> **What to produce**: Among the entries below, find every line that contains the string "name", then copy it.

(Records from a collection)

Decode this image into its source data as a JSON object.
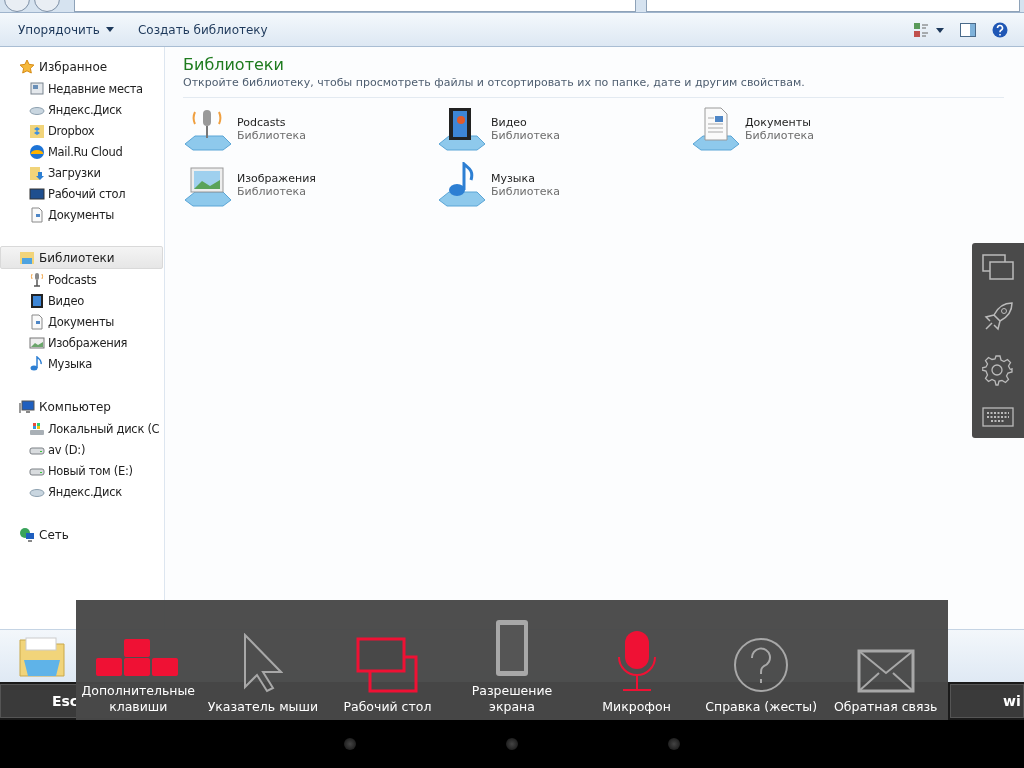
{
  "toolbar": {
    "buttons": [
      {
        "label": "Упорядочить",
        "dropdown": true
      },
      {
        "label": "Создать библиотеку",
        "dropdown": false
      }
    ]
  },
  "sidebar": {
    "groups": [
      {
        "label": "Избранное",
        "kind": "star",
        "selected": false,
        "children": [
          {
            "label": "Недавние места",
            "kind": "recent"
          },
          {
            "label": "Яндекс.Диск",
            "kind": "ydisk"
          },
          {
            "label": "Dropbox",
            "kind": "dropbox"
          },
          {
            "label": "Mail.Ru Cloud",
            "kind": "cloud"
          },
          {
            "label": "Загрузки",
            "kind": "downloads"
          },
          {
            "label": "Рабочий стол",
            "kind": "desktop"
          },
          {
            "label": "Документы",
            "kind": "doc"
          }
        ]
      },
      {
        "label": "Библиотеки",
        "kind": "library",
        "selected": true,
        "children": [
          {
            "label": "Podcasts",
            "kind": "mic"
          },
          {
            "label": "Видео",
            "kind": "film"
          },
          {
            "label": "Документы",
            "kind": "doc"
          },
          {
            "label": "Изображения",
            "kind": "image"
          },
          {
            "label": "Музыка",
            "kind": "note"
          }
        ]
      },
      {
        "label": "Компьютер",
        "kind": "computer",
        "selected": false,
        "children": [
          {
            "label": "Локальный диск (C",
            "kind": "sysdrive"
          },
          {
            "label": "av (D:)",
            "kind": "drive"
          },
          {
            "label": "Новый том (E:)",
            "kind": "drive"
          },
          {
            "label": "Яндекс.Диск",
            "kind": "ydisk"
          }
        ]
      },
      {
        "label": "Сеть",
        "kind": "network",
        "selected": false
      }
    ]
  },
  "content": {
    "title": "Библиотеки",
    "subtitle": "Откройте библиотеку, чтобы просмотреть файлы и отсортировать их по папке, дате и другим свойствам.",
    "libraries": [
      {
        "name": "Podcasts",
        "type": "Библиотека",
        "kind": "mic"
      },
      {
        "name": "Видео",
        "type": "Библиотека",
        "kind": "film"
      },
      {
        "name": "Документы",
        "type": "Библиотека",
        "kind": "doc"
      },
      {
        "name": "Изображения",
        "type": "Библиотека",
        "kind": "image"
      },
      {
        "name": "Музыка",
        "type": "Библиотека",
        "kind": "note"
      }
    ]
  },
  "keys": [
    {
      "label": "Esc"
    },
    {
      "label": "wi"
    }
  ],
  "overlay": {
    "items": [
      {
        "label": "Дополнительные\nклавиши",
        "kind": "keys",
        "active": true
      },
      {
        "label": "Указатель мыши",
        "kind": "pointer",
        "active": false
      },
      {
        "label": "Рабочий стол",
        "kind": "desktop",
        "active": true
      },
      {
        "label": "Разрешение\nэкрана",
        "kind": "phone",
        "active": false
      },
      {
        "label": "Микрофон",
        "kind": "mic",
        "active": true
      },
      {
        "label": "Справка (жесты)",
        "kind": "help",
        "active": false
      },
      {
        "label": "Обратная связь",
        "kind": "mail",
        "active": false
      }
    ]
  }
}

> **Response below**:
        "name": "Podcasts",
        "name": "Видео",
        "name": "Документы",
        "name": "Изображения",
        "name": "Музыка",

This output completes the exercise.